Here you can set the Default interpolator used during stitching. Interpolation is a quality setting, but the default of Poly3 (Bicubic) is good for most purposes. You are unlikely to notice any difference between interpolators other than that Nearest neighbor is fast but very low quality.
You can Create cropped images by default, these Cropped TIFF images will speed up stitching, but some image editors do not process the offsets correctly.
Use GPU for remapping will activate experimental nona code to remap images using the shading language of the Graphics Processing Unit in modern video hardware .
enblend supports a range of Additional arguments, for example you may want to set:
- -a Pre-assemble non-overlapping images to speed up blending. This is generally useful, but will slow blending in rare cases.

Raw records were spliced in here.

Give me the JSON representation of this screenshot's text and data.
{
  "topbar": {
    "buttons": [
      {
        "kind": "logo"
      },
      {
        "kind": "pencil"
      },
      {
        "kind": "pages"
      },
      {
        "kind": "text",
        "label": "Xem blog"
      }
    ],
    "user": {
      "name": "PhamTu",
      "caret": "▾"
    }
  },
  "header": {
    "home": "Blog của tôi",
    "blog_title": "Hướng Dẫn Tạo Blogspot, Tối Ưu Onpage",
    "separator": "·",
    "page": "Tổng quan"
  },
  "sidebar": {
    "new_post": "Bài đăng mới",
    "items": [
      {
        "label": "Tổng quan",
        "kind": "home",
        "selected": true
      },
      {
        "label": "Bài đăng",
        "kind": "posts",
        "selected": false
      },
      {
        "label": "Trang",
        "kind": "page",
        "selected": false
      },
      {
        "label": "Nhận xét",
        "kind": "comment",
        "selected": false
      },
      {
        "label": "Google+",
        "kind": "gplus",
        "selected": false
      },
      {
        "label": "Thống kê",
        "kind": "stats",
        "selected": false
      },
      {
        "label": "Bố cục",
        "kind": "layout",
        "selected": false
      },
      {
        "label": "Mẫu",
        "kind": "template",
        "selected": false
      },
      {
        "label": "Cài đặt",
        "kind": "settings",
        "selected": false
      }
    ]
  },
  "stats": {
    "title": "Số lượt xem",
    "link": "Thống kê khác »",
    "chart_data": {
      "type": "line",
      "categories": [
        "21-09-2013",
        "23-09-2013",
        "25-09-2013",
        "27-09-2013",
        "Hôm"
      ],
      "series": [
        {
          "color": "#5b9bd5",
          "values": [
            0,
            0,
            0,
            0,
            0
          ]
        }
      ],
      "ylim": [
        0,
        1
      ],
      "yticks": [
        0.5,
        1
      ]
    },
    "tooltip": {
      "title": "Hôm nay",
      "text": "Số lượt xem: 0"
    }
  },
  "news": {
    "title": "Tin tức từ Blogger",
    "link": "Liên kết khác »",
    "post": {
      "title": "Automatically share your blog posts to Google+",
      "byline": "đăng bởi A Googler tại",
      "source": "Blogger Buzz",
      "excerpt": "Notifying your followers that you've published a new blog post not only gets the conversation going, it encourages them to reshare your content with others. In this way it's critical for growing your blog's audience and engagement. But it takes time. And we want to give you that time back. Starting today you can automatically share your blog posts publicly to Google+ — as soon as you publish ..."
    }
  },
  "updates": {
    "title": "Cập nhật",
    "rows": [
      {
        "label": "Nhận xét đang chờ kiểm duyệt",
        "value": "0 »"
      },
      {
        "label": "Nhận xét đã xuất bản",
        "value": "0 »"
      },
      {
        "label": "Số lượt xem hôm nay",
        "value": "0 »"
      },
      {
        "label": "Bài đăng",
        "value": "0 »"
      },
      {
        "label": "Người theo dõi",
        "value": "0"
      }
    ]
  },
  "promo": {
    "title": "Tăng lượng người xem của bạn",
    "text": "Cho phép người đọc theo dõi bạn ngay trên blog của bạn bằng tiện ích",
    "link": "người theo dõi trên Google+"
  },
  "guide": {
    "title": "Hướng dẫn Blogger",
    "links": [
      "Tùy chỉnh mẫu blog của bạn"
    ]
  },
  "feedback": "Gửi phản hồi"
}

- -l number Number of levels to use (1 to 29), larger numbers result in wider seams. E.g. setting 1 will result in a 2 pixel wide blend, 8 will result in a 256 pixel wide blend and you are extremely unlikely to want a blend level as high as 16.
- -b kilobytes Image cache block size (default=2MiB)
- -c Use CIECAM02 to blend colors. Your input images need to have embedded colour profiles for this to work.
- -m megabytes Use this much memory before going to disk (default=1GiB). Increase if you have a lot of memory on your system.
- --fine-mask Enables detailed mask generation.
- --no-optimize Turn off mask optimization.
Often a project has many control points attached to clouds in the sky, this is usually unwanted as clouds move between photos. celeste will attempt to identify 'sky' control points and delete them.